WMU failed its students on Saturday night

Feb 21, 2016 at 8:36 pm

As a graduate of Western Michigan University and former resident of Kalamazoo for five years, I was deeply saddened and disturbed when I went on Twitter on Saturday, Feb. 20 and saw the horrific news of a domestic terrorist driving around town and shooting people at random.

When I was a student at WMU, we were always alerted whenever something suspicious was going on near or on campus. The WMU Department of Public Safety sent out mass texts and phone calls to students and alert them if there was ever anything that could potentially harmful.

I vividly remember being woken up numerous times in the the middle of the night because of an armed robbery or break-in that happened on campus. The situations were not safe, but I felt safe knowing that DPS was on top of alerting students.

So imagine my feeling when I learned early this morning that not a single alert was sent out to students regarding this mass shooting. I was alerted one time when there was a gas leak in a building, but current students were not informed when a crazed Uber driver is shooting people between stops?

WMU Freshman Parker Edwards informed me that he tried calling WMU's DPS late Saturday night and was told to not worry. "After hearing about the DPS shootings, I called DPS and asked why we haven't received an alert. I was told that it did not occur on campus and to stay vigilant and report suspicious activity to DPS."

So what WMU was essentially saying was that since the shootings didn't happen directly on campus, then the safety of its students was not in danger, right? Lets break it down.
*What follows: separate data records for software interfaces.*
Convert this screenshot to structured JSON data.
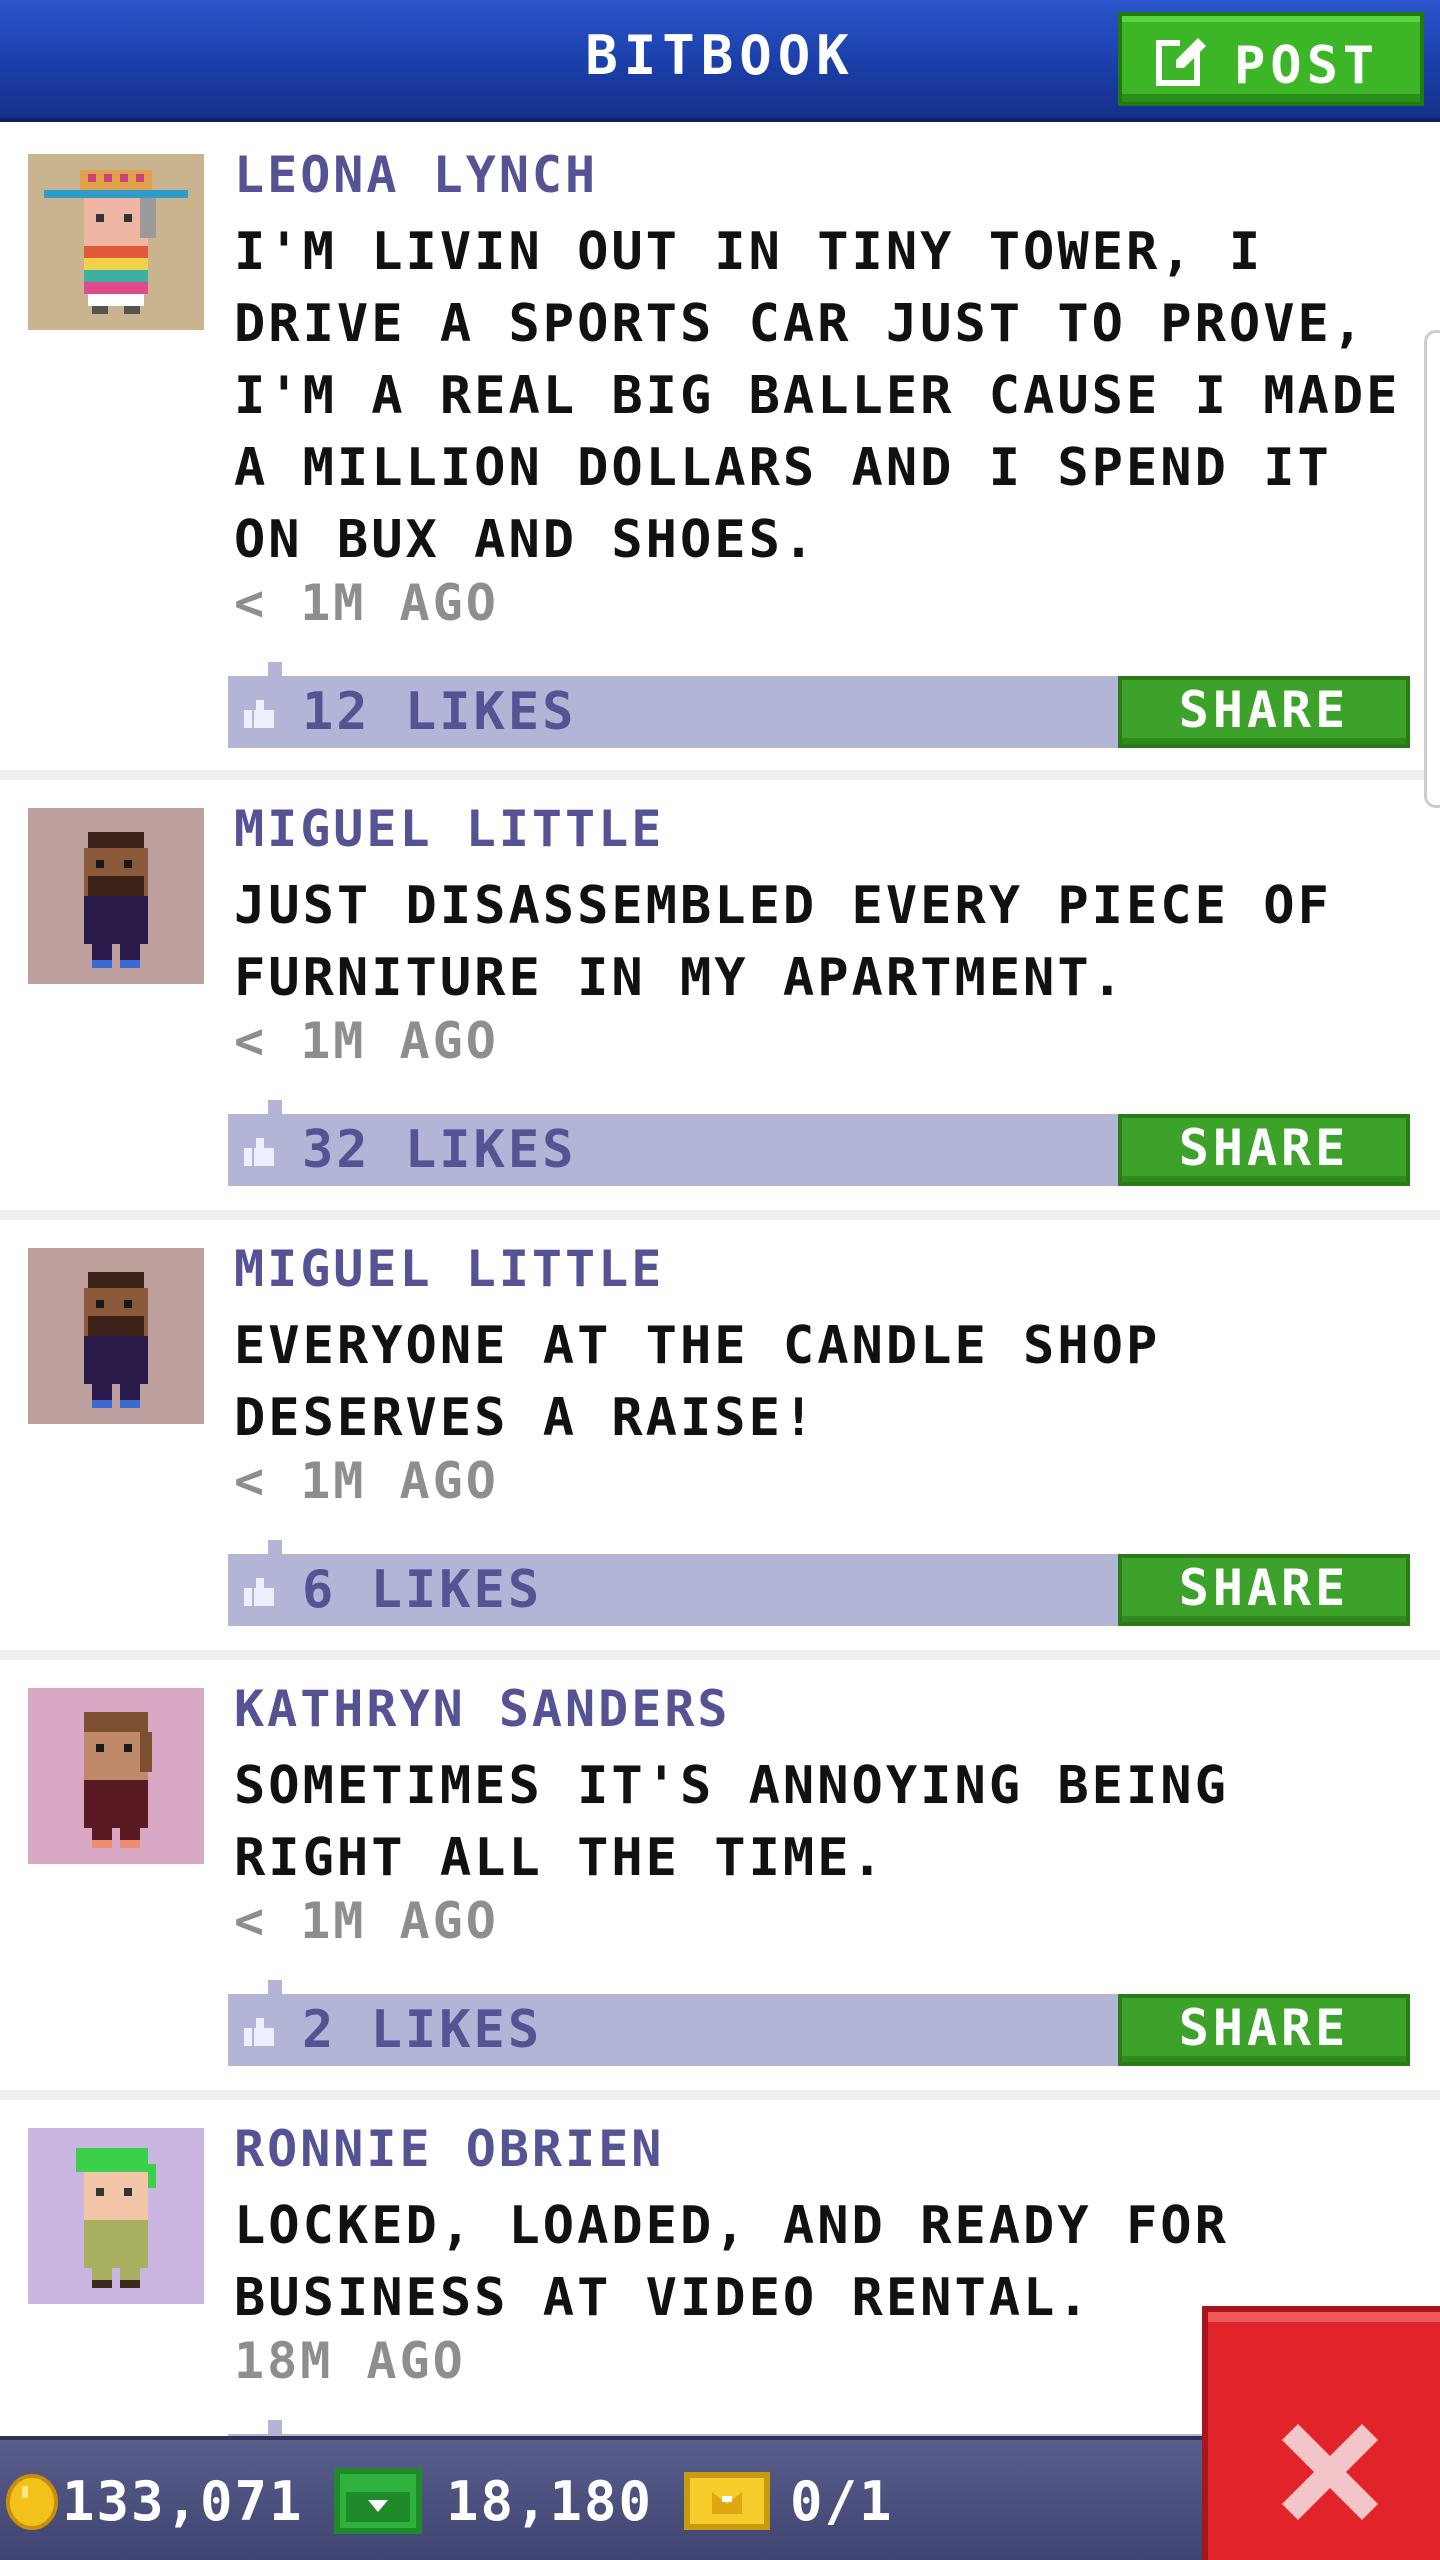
{
  "header": {
    "title": "BITBOOK",
    "post_label": "POST"
  },
  "posts": [
    {
      "author": "LEONA LYNCH",
      "message": "I'M LIVIN OUT IN TINY TOWER, I DRIVE A SPORTS CAR JUST TO PROVE, I'M A REAL BIG BALLER CAUSE I MADE A MILLION DOLLARS AND I SPEND IT ON BUX AND SHOES.",
      "time": "< 1M AGO",
      "likes": "12 LIKES",
      "share_label": "SHARE",
      "avatar_bg": "#c9b48f"
    },
    {
      "author": "MIGUEL LITTLE",
      "message": "JUST DISASSEMBLED EVERY PIECE OF FURNITURE IN MY APARTMENT.",
      "time": "< 1M AGO",
      "likes": "32 LIKES",
      "share_label": "SHARE",
      "avatar_bg": "#bda09d"
    },
    {
      "author": "MIGUEL LITTLE",
      "message": "EVERYONE AT THE CANDLE SHOP DESERVES A RAISE!",
      "time": "< 1M AGO",
      "likes": "6 LIKES",
      "share_label": "SHARE",
      "avatar_bg": "#bda09d"
    },
    {
      "author": "KATHRYN SANDERS",
      "message": "SOMETIMES IT'S ANNOYING BEING RIGHT ALL THE TIME.",
      "time": "< 1M AGO",
      "likes": "2 LIKES",
      "share_label": "SHARE",
      "avatar_bg": "#d9a8c4"
    },
    {
      "author": "RONNIE OBRIEN",
      "message": "LOCKED, LOADED, AND READY FOR BUSINESS AT VIDEO RENTAL.",
      "time": "18M AGO",
      "likes": "",
      "share_label": "",
      "avatar_bg": "#c9b5e0"
    }
  ],
  "status": {
    "coins": "133,071",
    "bux": "18,180",
    "vip": "0/1"
  },
  "colors": {
    "header_blue": "#1b3ea8",
    "accent_green": "#3da22a",
    "like_bar": "#b3b5d6",
    "author_purple": "#555394",
    "close_red": "#e0242a"
  }
}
There are roughly 23,914 students enrolled at Western as of 2014. WMU's website says that 1 and 4 students live on campus- so that's roughly 5,978 students. Meaning that roughly 17, 936 students live off campus- in the community of Kalamazoo where people were being shot at. And WMU doesn't feel the need to alert its students because nothing happened on campus?

Obviously, students and alumni are furious  about the lack of communication. Many took to social media to express their concerns.

Luckily, the Kalamazoo police worked diligently and found the shooter, but imagine if a WMU student had been a victim and was not notified about a mass shooter driving around town?  

Students are now asking University President John Dunn to change the way the DPS deals with actual threats to not just WMU as a campus, but to Kalamazoo as a community. The reality is that students live where rent is affordable and that is not on campus. There is an online petition that you can sign to address this very serious issue.